Dataset items:
◇ ◇ ◇ ◇

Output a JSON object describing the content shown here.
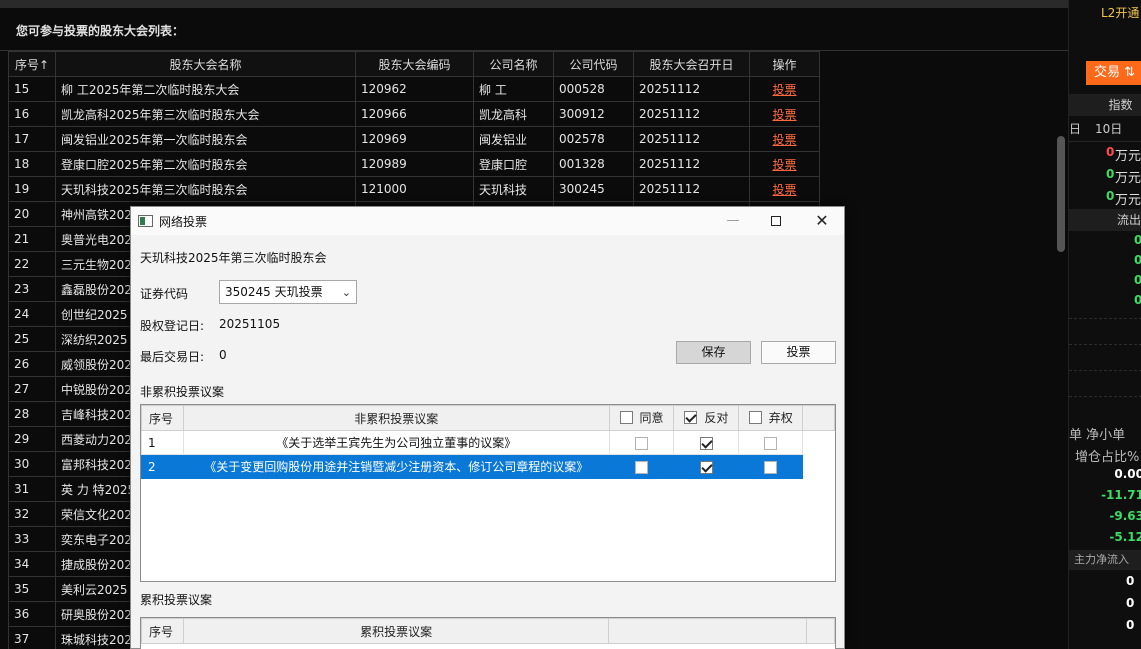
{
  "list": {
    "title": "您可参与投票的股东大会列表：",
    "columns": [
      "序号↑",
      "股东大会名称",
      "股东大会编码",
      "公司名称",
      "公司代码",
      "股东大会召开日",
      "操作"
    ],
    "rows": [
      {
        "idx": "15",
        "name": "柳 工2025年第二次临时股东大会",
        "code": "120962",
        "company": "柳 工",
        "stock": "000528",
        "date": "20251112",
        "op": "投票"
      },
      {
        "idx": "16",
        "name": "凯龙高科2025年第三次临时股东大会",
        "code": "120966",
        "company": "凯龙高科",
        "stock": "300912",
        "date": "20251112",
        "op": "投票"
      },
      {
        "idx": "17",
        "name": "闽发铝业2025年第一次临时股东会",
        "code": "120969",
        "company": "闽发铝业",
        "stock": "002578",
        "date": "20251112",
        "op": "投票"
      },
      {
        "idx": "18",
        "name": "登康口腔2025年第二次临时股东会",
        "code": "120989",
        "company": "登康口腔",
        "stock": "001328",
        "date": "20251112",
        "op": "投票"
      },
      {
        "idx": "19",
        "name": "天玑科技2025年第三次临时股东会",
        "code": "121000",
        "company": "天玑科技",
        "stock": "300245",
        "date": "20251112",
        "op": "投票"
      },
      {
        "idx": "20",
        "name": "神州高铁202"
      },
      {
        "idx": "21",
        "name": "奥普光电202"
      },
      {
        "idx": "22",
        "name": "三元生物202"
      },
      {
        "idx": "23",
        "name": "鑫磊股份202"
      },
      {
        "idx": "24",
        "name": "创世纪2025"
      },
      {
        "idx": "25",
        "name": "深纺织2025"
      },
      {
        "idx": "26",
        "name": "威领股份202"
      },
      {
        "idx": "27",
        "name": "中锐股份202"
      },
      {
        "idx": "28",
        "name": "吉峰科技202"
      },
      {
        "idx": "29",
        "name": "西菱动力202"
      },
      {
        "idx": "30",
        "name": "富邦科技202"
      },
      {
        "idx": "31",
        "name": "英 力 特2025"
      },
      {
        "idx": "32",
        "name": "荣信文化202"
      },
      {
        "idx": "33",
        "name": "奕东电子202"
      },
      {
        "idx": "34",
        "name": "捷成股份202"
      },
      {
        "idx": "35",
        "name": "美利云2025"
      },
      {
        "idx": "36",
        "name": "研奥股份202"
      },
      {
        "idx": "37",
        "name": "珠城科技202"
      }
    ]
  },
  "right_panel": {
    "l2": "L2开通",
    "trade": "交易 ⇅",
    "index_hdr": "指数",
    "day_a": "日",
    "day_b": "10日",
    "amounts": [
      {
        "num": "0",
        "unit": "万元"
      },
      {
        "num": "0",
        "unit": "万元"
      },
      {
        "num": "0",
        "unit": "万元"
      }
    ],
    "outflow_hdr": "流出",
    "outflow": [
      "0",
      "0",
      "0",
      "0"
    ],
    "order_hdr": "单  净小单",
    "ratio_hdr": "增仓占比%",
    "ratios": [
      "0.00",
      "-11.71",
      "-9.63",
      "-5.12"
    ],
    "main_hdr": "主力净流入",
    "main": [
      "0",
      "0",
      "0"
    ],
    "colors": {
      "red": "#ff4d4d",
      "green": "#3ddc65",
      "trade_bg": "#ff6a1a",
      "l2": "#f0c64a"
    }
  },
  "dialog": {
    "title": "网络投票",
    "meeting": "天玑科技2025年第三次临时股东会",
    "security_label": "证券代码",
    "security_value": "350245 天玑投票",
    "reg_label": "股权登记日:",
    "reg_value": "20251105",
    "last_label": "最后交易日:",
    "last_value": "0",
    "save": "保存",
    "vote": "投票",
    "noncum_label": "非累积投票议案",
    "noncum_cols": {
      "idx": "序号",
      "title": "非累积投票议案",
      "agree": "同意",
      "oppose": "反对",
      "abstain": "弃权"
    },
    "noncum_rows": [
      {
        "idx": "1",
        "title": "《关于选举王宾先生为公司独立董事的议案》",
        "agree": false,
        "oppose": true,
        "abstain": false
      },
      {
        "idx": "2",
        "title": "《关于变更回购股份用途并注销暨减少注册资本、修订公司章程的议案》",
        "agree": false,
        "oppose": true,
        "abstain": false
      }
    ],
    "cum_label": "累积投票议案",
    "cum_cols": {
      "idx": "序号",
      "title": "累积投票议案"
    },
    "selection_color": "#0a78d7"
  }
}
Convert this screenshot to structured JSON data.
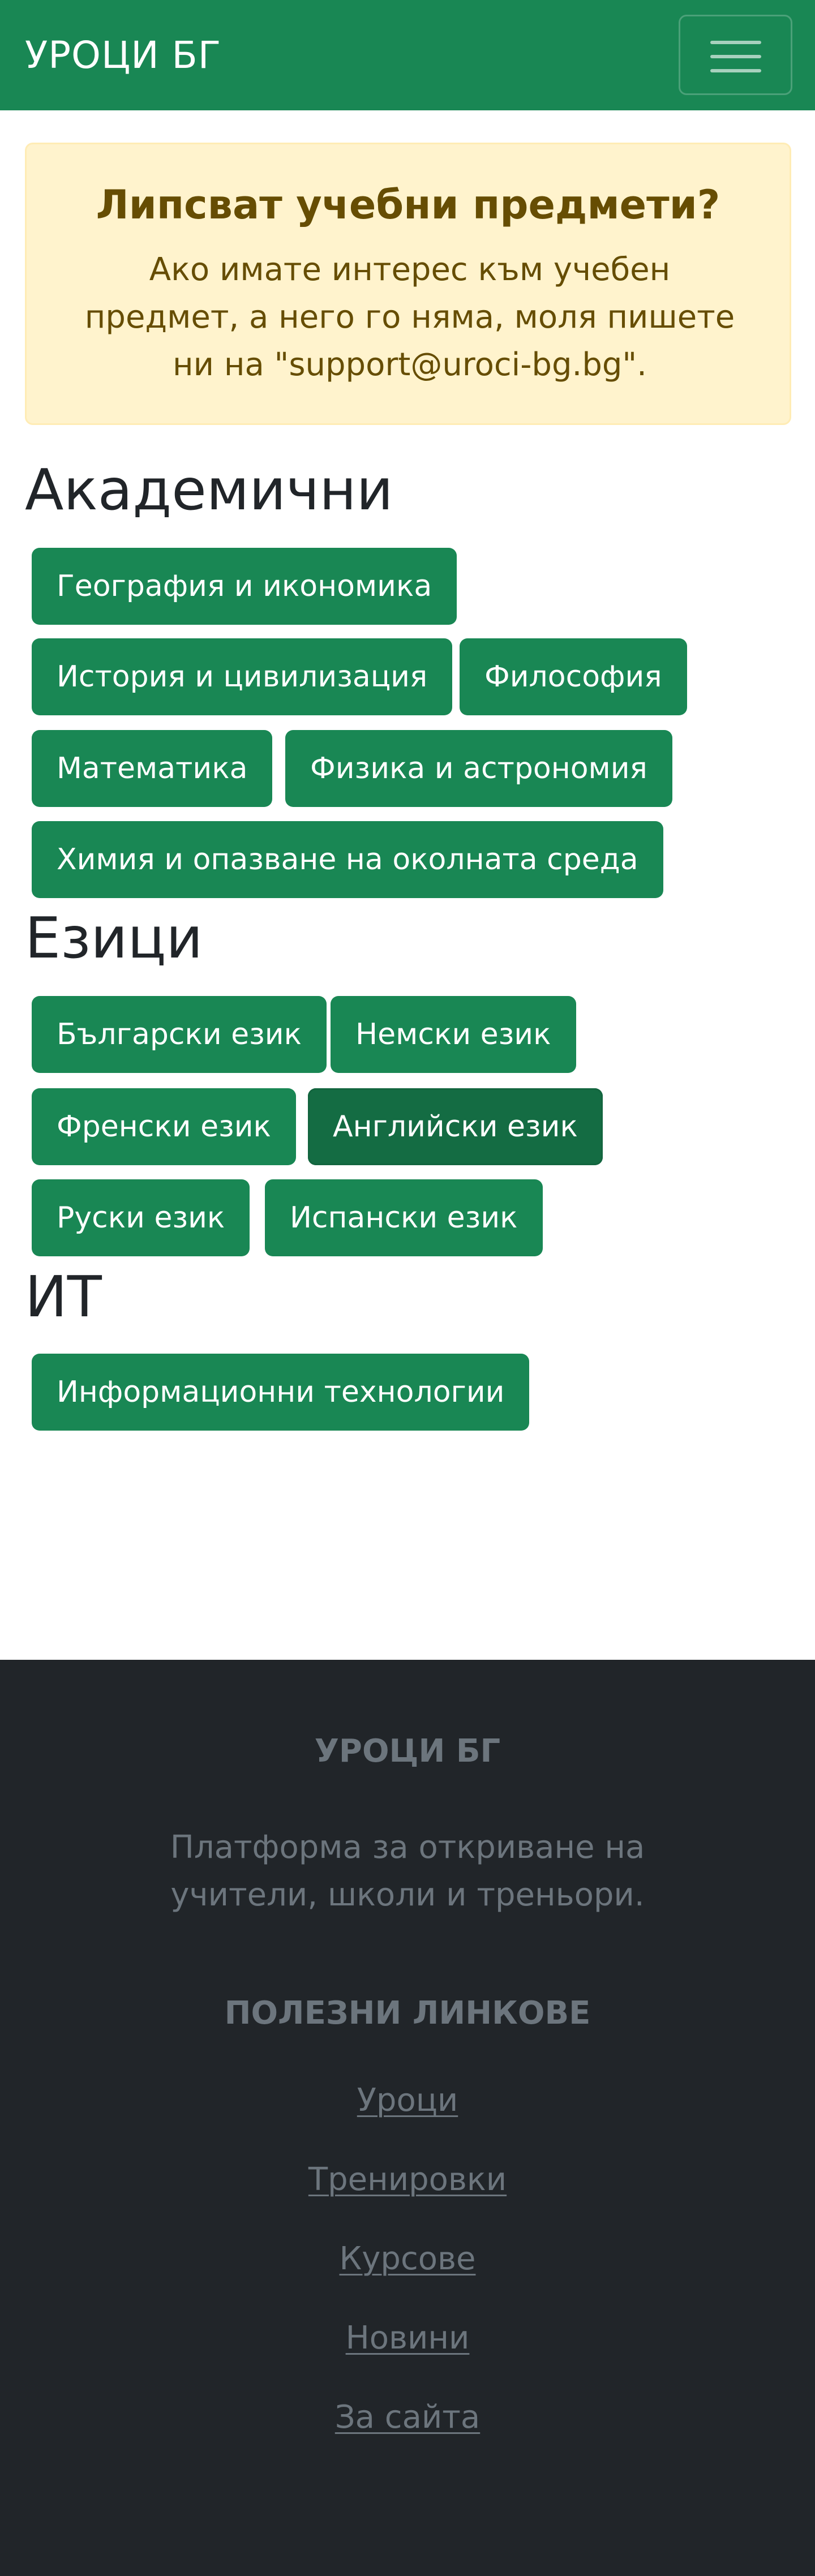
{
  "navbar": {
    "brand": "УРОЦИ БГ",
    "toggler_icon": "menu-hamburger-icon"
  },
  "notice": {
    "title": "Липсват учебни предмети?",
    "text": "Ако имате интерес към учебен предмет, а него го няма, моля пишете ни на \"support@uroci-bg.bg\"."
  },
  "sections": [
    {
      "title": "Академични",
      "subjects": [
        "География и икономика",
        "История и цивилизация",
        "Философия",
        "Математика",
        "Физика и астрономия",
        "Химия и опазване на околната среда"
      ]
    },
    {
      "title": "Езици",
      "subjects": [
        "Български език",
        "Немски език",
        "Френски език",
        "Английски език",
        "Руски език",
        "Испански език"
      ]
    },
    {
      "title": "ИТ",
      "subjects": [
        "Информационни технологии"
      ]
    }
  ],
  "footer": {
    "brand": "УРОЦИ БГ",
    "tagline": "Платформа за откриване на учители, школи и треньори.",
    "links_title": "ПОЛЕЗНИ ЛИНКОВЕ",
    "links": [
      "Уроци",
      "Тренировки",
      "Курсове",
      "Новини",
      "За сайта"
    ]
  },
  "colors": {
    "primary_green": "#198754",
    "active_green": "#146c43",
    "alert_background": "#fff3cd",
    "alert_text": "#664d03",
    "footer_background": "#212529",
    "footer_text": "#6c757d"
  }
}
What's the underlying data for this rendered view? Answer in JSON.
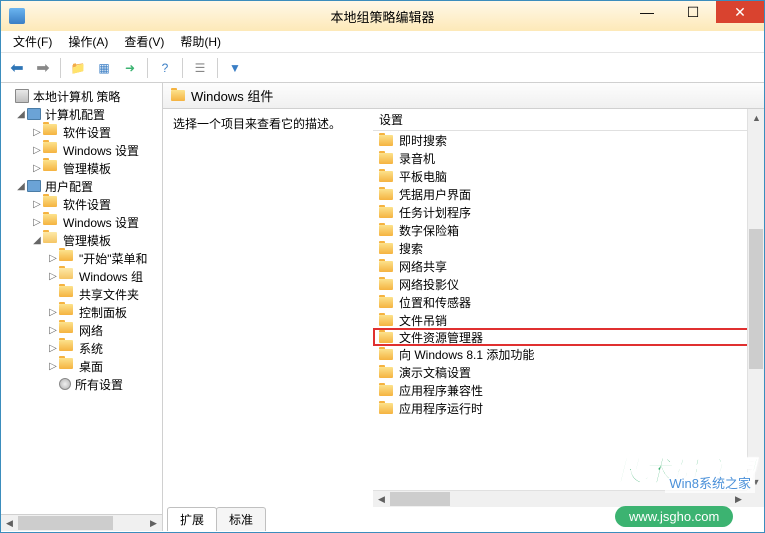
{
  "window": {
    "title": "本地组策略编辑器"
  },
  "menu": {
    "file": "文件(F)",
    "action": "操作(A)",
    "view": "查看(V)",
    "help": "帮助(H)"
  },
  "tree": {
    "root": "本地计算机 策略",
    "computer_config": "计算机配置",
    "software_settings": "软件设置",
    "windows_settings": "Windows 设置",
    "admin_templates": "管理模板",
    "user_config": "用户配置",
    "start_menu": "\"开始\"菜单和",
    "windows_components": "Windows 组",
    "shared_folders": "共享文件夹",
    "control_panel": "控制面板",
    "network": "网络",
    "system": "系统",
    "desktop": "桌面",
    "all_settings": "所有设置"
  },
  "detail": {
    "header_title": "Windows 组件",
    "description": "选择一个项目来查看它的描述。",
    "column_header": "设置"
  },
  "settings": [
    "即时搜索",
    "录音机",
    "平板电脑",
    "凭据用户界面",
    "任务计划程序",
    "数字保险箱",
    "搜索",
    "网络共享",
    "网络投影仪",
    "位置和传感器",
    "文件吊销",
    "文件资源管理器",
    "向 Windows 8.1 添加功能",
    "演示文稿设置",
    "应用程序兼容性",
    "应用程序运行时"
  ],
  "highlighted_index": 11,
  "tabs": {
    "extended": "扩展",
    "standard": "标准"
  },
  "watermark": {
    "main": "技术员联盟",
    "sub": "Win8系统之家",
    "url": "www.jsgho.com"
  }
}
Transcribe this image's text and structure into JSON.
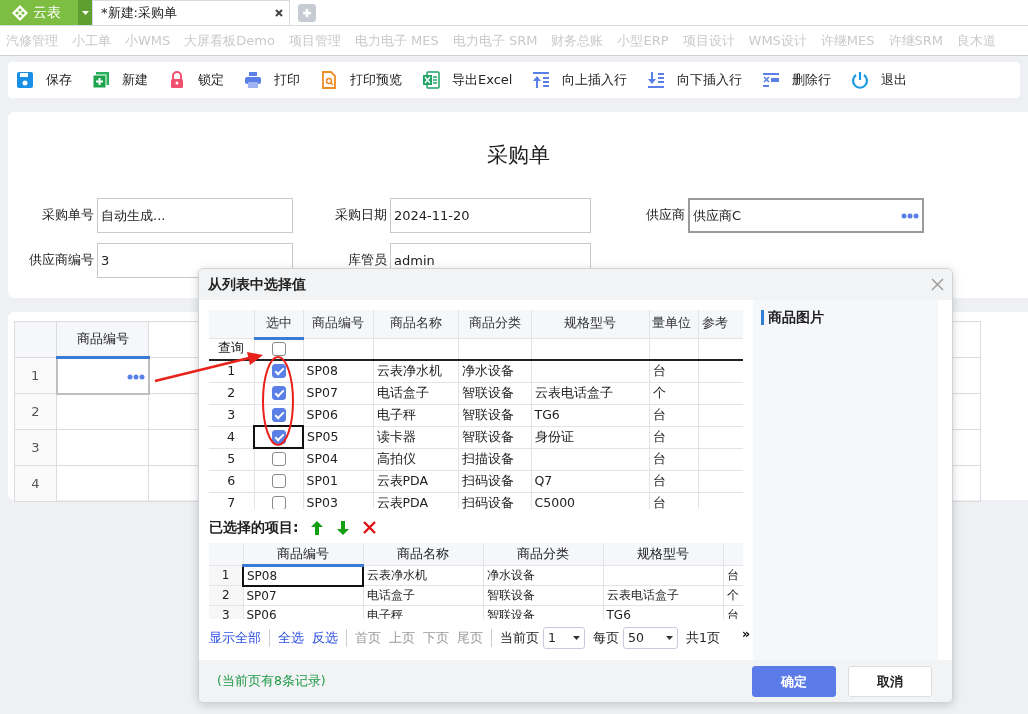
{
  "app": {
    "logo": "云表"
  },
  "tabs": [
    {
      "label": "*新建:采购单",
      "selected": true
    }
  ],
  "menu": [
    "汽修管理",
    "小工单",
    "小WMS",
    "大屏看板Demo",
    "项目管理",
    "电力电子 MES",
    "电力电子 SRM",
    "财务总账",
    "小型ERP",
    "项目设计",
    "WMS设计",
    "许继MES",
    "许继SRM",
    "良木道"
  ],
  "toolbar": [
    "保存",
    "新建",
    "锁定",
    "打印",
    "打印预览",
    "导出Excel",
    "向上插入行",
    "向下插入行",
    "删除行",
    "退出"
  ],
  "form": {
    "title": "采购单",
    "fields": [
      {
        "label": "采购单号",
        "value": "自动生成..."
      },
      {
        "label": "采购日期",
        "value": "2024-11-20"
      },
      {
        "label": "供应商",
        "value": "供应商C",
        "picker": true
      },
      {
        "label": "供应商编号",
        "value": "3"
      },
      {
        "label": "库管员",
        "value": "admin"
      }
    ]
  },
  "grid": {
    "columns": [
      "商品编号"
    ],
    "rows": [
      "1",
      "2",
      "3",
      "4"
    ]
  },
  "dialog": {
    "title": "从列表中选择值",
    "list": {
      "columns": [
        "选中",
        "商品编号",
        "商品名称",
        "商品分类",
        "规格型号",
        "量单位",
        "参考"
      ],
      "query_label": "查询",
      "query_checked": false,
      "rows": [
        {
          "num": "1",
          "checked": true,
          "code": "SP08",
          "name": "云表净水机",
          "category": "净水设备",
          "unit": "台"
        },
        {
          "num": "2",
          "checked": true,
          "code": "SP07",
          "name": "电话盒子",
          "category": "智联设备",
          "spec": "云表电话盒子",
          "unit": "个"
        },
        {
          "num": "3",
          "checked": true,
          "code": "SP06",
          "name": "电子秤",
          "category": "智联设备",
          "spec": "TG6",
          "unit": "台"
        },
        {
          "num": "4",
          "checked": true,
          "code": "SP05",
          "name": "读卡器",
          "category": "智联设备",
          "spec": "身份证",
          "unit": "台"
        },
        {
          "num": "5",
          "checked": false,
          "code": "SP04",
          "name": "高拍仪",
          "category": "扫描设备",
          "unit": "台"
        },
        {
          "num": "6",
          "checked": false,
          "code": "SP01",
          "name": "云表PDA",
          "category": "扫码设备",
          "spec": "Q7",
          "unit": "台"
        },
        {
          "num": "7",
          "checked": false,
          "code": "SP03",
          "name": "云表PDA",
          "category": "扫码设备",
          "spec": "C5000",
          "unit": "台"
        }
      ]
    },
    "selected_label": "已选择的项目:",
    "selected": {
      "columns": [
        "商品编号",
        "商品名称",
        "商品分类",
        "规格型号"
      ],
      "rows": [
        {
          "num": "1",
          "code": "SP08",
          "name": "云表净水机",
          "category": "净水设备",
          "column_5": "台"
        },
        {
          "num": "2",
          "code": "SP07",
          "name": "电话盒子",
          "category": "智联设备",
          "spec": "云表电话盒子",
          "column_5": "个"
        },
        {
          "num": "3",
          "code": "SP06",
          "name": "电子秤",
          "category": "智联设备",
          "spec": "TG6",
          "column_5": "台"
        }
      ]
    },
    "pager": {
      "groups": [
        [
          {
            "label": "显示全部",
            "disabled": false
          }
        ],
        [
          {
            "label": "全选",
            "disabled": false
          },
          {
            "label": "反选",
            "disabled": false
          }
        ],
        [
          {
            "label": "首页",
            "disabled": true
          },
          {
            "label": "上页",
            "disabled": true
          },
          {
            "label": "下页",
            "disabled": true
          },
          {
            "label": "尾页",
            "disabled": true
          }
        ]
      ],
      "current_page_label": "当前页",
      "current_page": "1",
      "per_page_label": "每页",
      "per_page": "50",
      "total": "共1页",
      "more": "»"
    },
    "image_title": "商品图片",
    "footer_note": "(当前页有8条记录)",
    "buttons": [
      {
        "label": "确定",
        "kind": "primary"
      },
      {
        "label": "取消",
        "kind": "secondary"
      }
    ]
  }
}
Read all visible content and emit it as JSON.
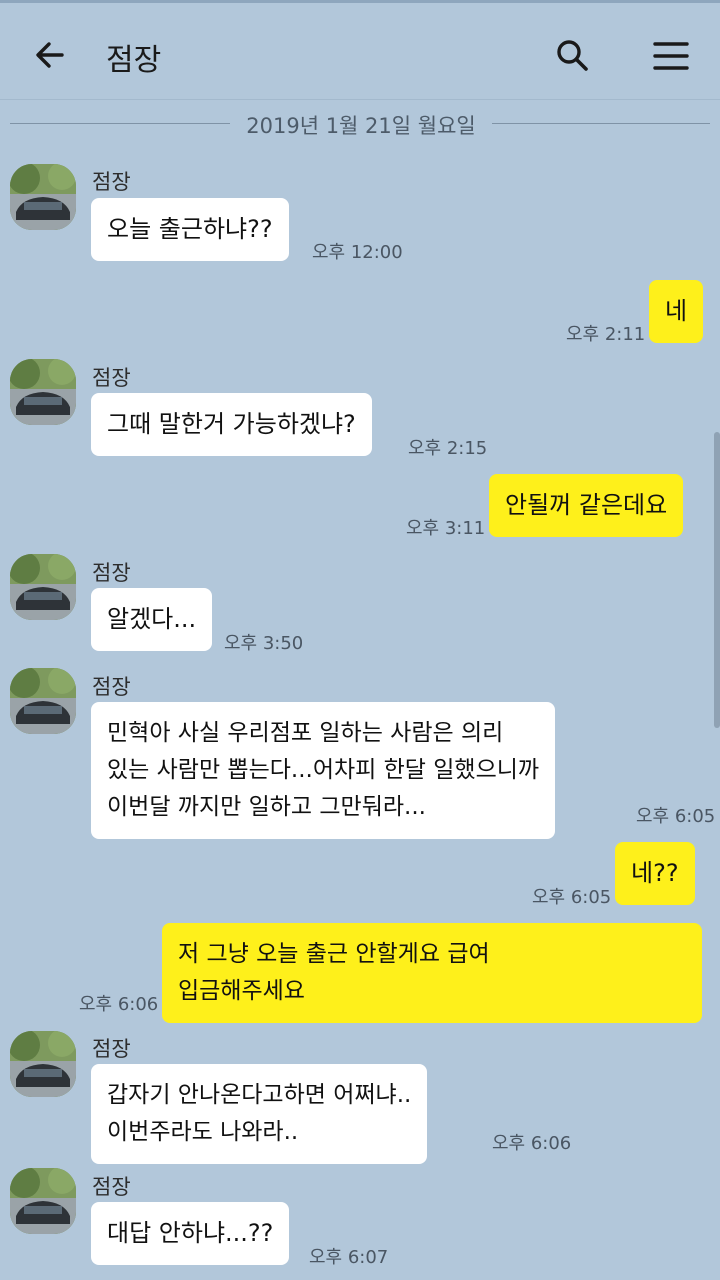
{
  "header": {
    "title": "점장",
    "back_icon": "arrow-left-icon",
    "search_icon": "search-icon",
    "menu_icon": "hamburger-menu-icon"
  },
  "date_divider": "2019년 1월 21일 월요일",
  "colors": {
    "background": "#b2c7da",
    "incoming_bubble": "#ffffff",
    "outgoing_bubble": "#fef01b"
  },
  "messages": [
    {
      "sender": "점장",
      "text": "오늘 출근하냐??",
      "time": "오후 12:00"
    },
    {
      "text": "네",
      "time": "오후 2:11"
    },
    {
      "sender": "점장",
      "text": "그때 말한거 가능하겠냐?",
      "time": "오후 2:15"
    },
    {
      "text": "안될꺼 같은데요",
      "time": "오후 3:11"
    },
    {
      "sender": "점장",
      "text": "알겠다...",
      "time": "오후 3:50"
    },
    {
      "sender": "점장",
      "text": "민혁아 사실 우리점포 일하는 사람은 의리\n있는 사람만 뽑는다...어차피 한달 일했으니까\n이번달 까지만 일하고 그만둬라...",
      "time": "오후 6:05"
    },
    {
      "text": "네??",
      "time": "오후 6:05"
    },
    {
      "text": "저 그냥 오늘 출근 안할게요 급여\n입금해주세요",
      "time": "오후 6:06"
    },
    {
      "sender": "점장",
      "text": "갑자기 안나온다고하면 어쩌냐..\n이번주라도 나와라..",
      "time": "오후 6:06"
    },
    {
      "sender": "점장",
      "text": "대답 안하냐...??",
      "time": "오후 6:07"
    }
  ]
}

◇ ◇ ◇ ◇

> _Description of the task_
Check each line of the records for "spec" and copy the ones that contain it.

> _Final answer_
          "spec": "云表电话盒子",
          "spec": "TG6",
          "spec": "身份证",
          "spec": "Q7",
          "spec": "C5000",
          "spec": "云表电话盒子",
          "spec": "TG6",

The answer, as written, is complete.